LOS ANGELES — A settlement was reached Sept. 12 in a lawsuit against the Hollywood Palladium and Live Nation Worldwide Inc. stemming from severe injuries the brother of Nine Inch Nails drummer Ilan Rubin suffered during a 2013 fall from a balcony, but it was the unusual note on which the jury was discharged that might have upstaged the resolution itself.
At the request of Debra Chang, the attorney for plaintiffs Ilan and Aaron Rubin and the latter’s 32-year-old wife, Anya, Los Angeles Superior Court Judge William MacLaughlin allowed her to play a video of the brothers in studio while Ilan sang the Beatles’ 1965 hit “In My Life.”
In a more serious mood, Chang had told jurors hearing opening statements that the 36 1/2-inch railing Aaron Rubin, then 33, tumbled over on Nov. 7, 2013, was not sufficiently high to prevent most men from falling over it in certain conditions.
Aaron Rubin, who is about 6-feet tall and weighs about 260 pounds, fell about 14 feet to the floor below during a frenzied encore performance of “Dammit” by Blink 182, suffering a brain injury that has limited his ability to get work in the music field, Chang said.
The lawyers and the judge met in chambers for a short time before coming out and announcing the settlement on what was to be the second day of trial. No terms were divulged. The judge then brought the jury into the courtroom to inform them their service was done.
The jurors clapped after watching the high-definition footage of the Rubin brothers. MacLaughlin, who is in his 80s, said what they just saw was something even he hadn’t experienced in a legal career spanning six decades.
“I think it’s a first for me as well,” said MacLaughlin, who added that he has no intention of stepping down soon.
MacLaughlin jokingly invited defense attorney Michael Schonbuch to provide some “equal time” personal entertainment of his own, but the lawyer declined, saying “I have no skills.”
However, Schonbuch told jurors that although Ilan Rubin was a plaintiff in a lawsuit against his clients, the musician and the Nine Inch Nails will perform there in December. The group is scheduled to do six shows.
Schonbuch also said Ilan Rubin was allowed to enter the Palladium’s VIP section to watch a 2017 performance of the Pixies.
The Rubin brothers left shortly before the jury entered, but before they did so Schonbuch huddled with them for a few moments. He told jurors he apologized to the siblings for what happened that night.

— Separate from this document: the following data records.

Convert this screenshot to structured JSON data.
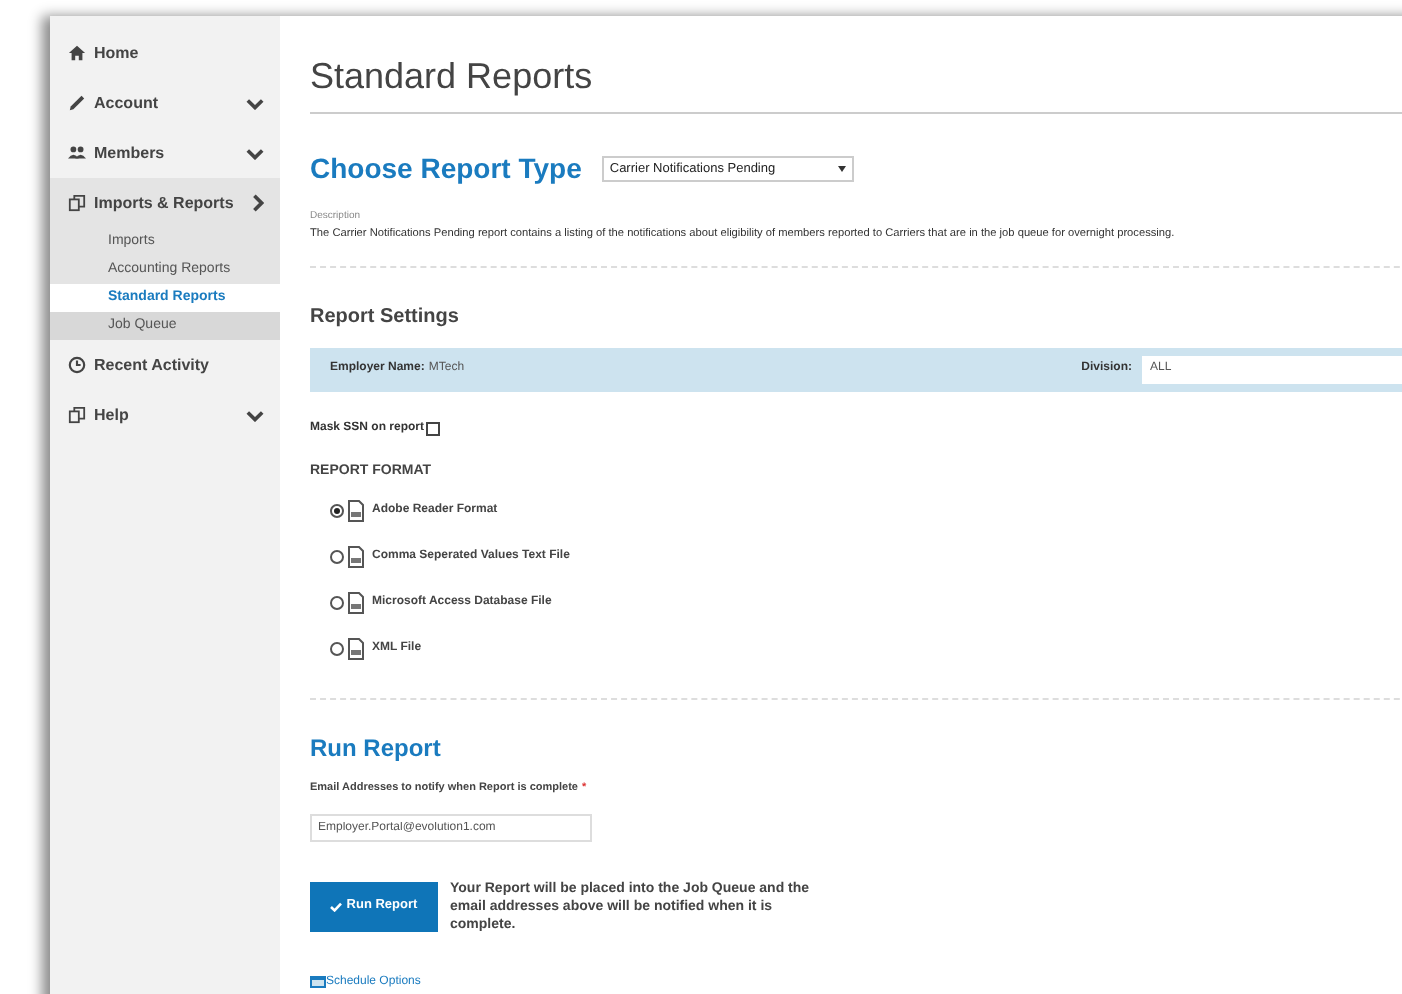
{
  "sidebar": {
    "items": [
      {
        "label": "Home",
        "kind": "home",
        "expandable": false,
        "expanded": false
      },
      {
        "label": "Account",
        "kind": "pencil",
        "expandable": true,
        "expanded": false
      },
      {
        "label": "Members",
        "kind": "users",
        "expandable": true,
        "expanded": false
      },
      {
        "label": "Imports & Reports",
        "kind": "copy",
        "expandable": true,
        "expanded": true,
        "children": [
          {
            "label": "Imports",
            "selected": false,
            "hovered": false
          },
          {
            "label": "Accounting Reports",
            "selected": false,
            "hovered": false
          },
          {
            "label": "Standard Reports",
            "selected": true,
            "hovered": false
          },
          {
            "label": "Job Queue",
            "selected": false,
            "hovered": true
          }
        ]
      },
      {
        "label": "Recent Activity",
        "kind": "clock",
        "expandable": false,
        "expanded": false
      },
      {
        "label": "Help",
        "kind": "copy",
        "expandable": true,
        "expanded": false
      }
    ]
  },
  "page_title": "Standard Reports",
  "choose": {
    "heading": "Choose Report Type",
    "select_value": "Carrier Notifications Pending",
    "description_label": "Description",
    "description": "The Carrier Notifications Pending report contains a listing of the notifications about eligibility of members reported to Carriers that are in the job queue for overnight processing."
  },
  "settings": {
    "heading": "Report Settings",
    "employer_label": "Employer Name:",
    "employer_value": "MTech",
    "division_label": "Division:",
    "division_value": "ALL",
    "mask_label": "Mask SSN on report",
    "mask_checked": false,
    "format_heading": "REPORT FORMAT",
    "formats": [
      {
        "label": "Adobe Reader Format",
        "selected": true
      },
      {
        "label": "Comma Seperated Values Text File",
        "selected": false
      },
      {
        "label": "Microsoft Access Database File",
        "selected": false
      },
      {
        "label": "XML File",
        "selected": false
      }
    ]
  },
  "run": {
    "heading": "Run Report",
    "email_label": "Email Addresses to notify when Report is complete",
    "required_mark": "*",
    "email_value": "Employer.Portal@evolution1.com",
    "button": "Run Report",
    "note": "Your Report will be placed into the Job Queue and the email addresses above will be notified when it is complete.",
    "schedule_link": "Schedule Options"
  }
}
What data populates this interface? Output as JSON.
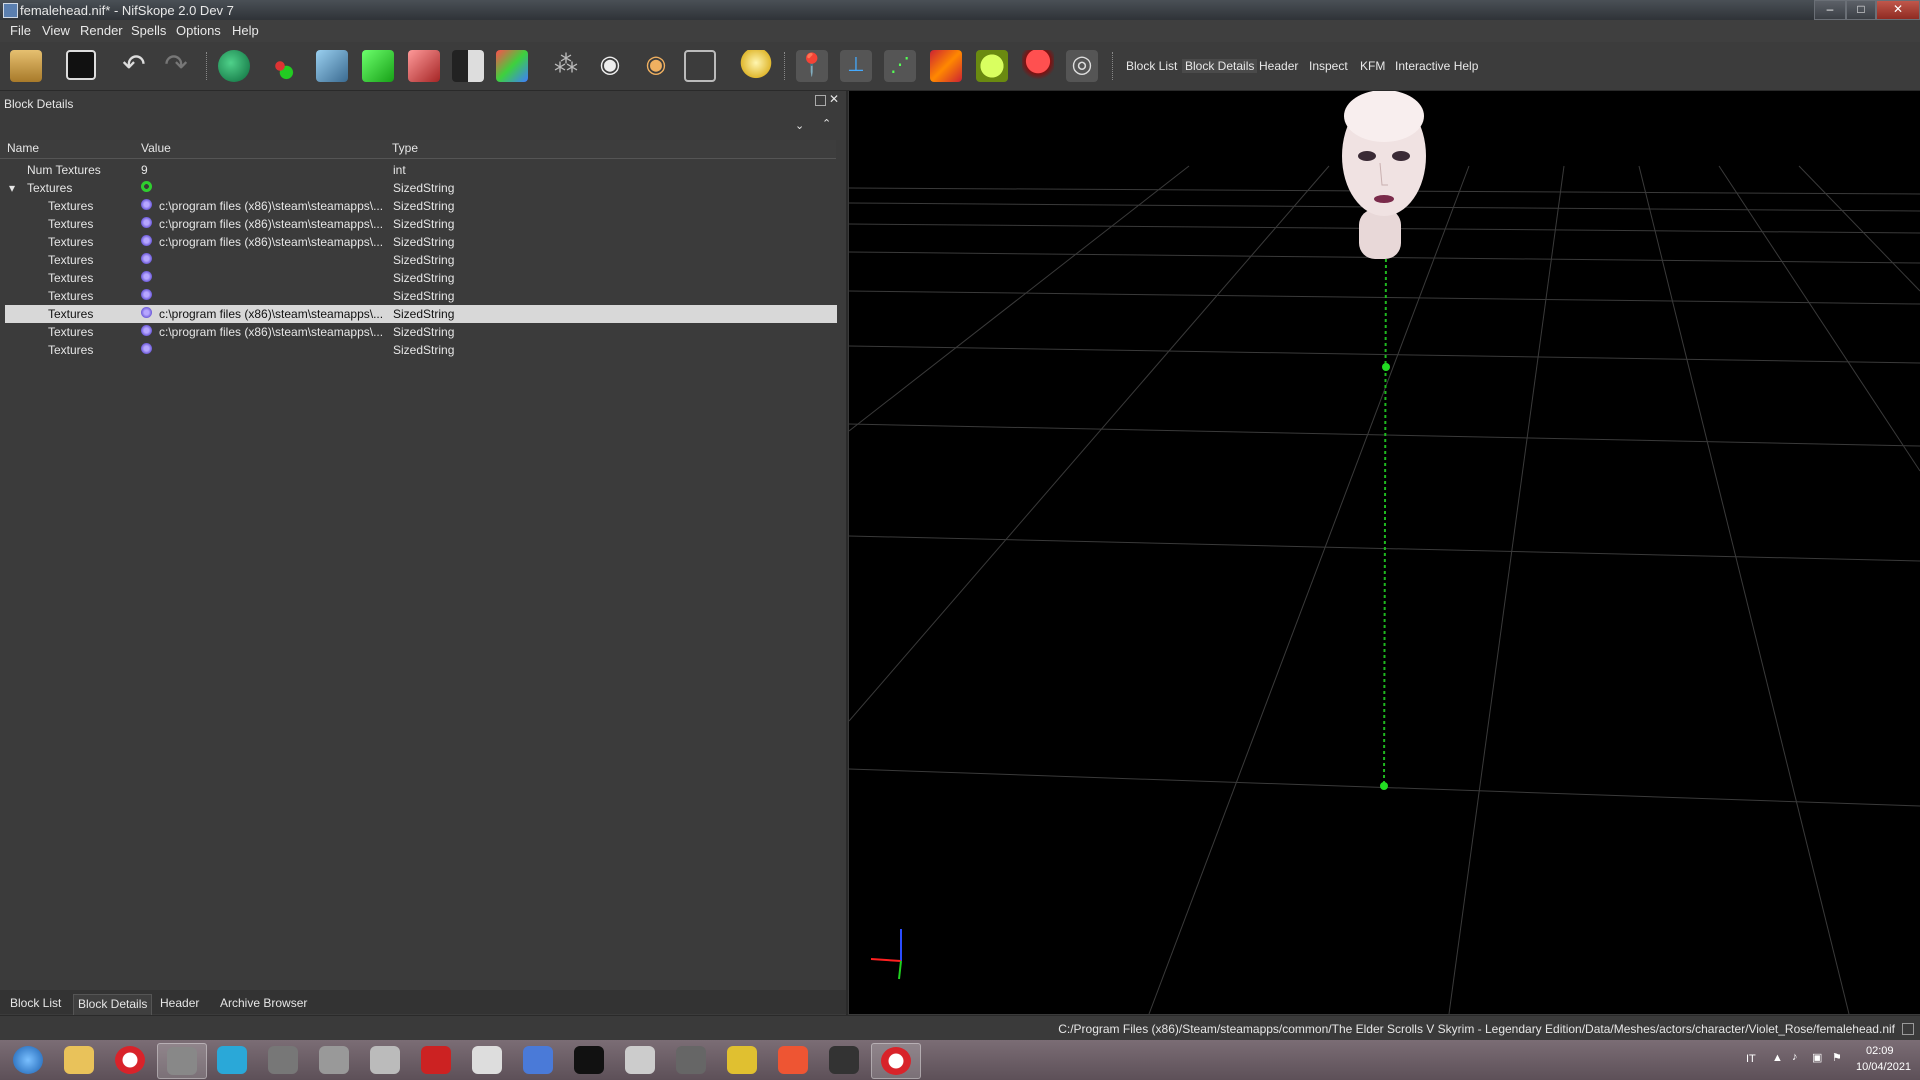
{
  "window": {
    "title": "femalehead.nif* - NifSkope 2.0 Dev 7",
    "min": "‒",
    "max": "□",
    "close": "✕"
  },
  "menu": [
    "File",
    "View",
    "Render",
    "Spells",
    "Options",
    "Help"
  ],
  "toolbar": {
    "icons": [
      "open-icon",
      "save-icon",
      "undo-icon",
      "redo-icon",
      "select-object-icon",
      "select-vertex-icon",
      "shade-flat-icon",
      "shade-green-icon",
      "shade-red-icon",
      "toggle-shading-icon",
      "texture-cube-icon",
      "walk-icon",
      "visibility-icon",
      "hidden-icon",
      "screenshot-icon",
      "light-icon",
      "pin-icon",
      "axes-icon",
      "nodes-icon",
      "collision-icon",
      "scene-icon",
      "marker-icon",
      "eye-icon"
    ],
    "tabs": [
      "Block List",
      "Block Details",
      "Header",
      "Inspect",
      "KFM",
      "Interactive Help"
    ]
  },
  "panel": {
    "title": "Block Details",
    "columns": [
      "Name",
      "Value",
      "Type"
    ],
    "rows": [
      {
        "name": "Num Textures",
        "value": "9",
        "type": "int",
        "indent": 0,
        "icon": "none"
      },
      {
        "name": "Textures",
        "value": "",
        "type": "SizedString",
        "indent": 0,
        "icon": "refresh",
        "expanded": true
      },
      {
        "name": "Textures",
        "value": "c:\\program files (x86)\\steam\\steamapps\\...",
        "type": "SizedString",
        "indent": 1,
        "icon": "gear"
      },
      {
        "name": "Textures",
        "value": "c:\\program files (x86)\\steam\\steamapps\\...",
        "type": "SizedString",
        "indent": 1,
        "icon": "gear"
      },
      {
        "name": "Textures",
        "value": "c:\\program files (x86)\\steam\\steamapps\\...",
        "type": "SizedString",
        "indent": 1,
        "icon": "gear"
      },
      {
        "name": "Textures",
        "value": "",
        "type": "SizedString",
        "indent": 1,
        "icon": "gear"
      },
      {
        "name": "Textures",
        "value": "",
        "type": "SizedString",
        "indent": 1,
        "icon": "gear"
      },
      {
        "name": "Textures",
        "value": "",
        "type": "SizedString",
        "indent": 1,
        "icon": "gear"
      },
      {
        "name": "Textures",
        "value": "c:\\program files (x86)\\steam\\steamapps\\...",
        "type": "SizedString",
        "indent": 1,
        "icon": "gear",
        "selected": true
      },
      {
        "name": "Textures",
        "value": "c:\\program files (x86)\\steam\\steamapps\\...",
        "type": "SizedString",
        "indent": 1,
        "icon": "gear"
      },
      {
        "name": "Textures",
        "value": "",
        "type": "SizedString",
        "indent": 1,
        "icon": "gear"
      }
    ]
  },
  "bottom_tabs": [
    "Block List",
    "Block Details",
    "Header",
    "Archive Browser"
  ],
  "status": {
    "path": "C:/Program Files (x86)/Steam/steamapps/common/The Elder Scrolls V Skyrim - Legendary Edition/Data/Meshes/actors/character/Violet_Rose/femalehead.nif"
  },
  "taskbar": {
    "apps": [
      "start-orb",
      "explorer-icon",
      "opera-icon",
      "game-icon",
      "music-icon",
      "volume-app-icon",
      "ffdec-icon",
      "feather-icon",
      "spider-icon",
      "figures-icon",
      "headphones-icon",
      "nmm-icon",
      "window-icon",
      "arrow-icon",
      "archive-icon",
      "f-icon",
      "creation-icon",
      "opera-icon"
    ],
    "lang": "IT",
    "time": "02:09",
    "date": "10/04/2021"
  },
  "colors": {
    "panel_bg": "#3b3b3b",
    "selection": "#d8d8d8",
    "grid": "#3c3c3c",
    "green_line": "#1fb81f"
  }
}
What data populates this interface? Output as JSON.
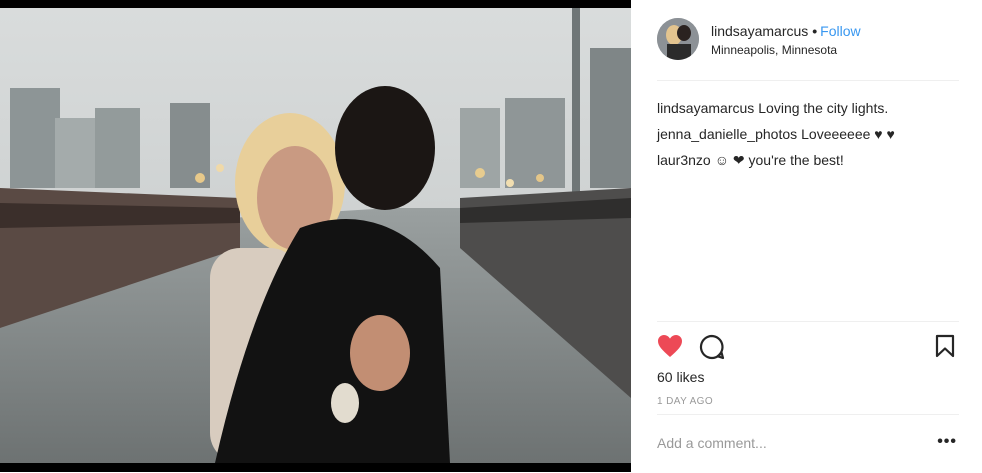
{
  "post": {
    "username": "lindsayamarcus",
    "follow_label": "Follow",
    "separator": "•",
    "location": "Minneapolis, Minnesota"
  },
  "comments": [
    {
      "author": "lindsayamarcus",
      "text": "Loving the city lights."
    },
    {
      "author": "jenna_danielle_photos",
      "text": "Loveeeeee ♥ ♥"
    },
    {
      "author": "laur3nzo",
      "text": "☺ ❤ you're the best!"
    }
  ],
  "engagement": {
    "likes_label": "60 likes",
    "timestamp": "1 DAY AGO",
    "liked": true,
    "like_color": "#ed4956"
  },
  "comment_box": {
    "placeholder": "Add a comment...",
    "more_label": "•••"
  },
  "icons": [
    "heart-icon",
    "comment-icon",
    "bookmark-icon",
    "more-options-icon"
  ]
}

“No one wants anybody to get hurt,” Schonbuch said.
Noting that Ilan Rubin was headed for the airport after leaving the courtroom, the judge said, “Get going. Good luck in your career.”
Schonbuch, on behalf of defendants Live Nation Worldwide Inc. and CH Palladium LLC, told jurors that Aaron Rubin fell and was injured due to his own reckless behavior. Schonbuch alleged that Chang, in her opening statement, changed the version of events about how her client fell because the first one that had been used for years made no sense.
Schonbuch said three young women who attended the concert saw Rubin run down a set of stairs, bump into them and then appear to jump over the railing.
CH Palladium owns the Palladium and Live Nation is a tenant.
According to Chang, Ilan Rubin, now 30, had performed with Nine Inch Nails on “The Jimmy Kimmel Show” earlier that day and went with his brother to see Blink 182 afterward. Aaron Rubin had a working relationship with Blink 182 singer Tom DeLonge, who helped found the band and has since left the group, according to Chang.
Chang said the crowd grew to a frenzy when Blink 182 began performing “Dammit” and within 20 seconds, Aaron Rubin got up and walked toward the railing, tumbling over it and falling on his face below. She said that if the railing was about 42 inches high, it would likely have prevented him from falling over while also making it safer for most men more than 5-feet-6 inches tall.
Ilan Rubin alleged negligent infliction of emotional distress and Anya Rubin, now 32, claimed loss of consortium.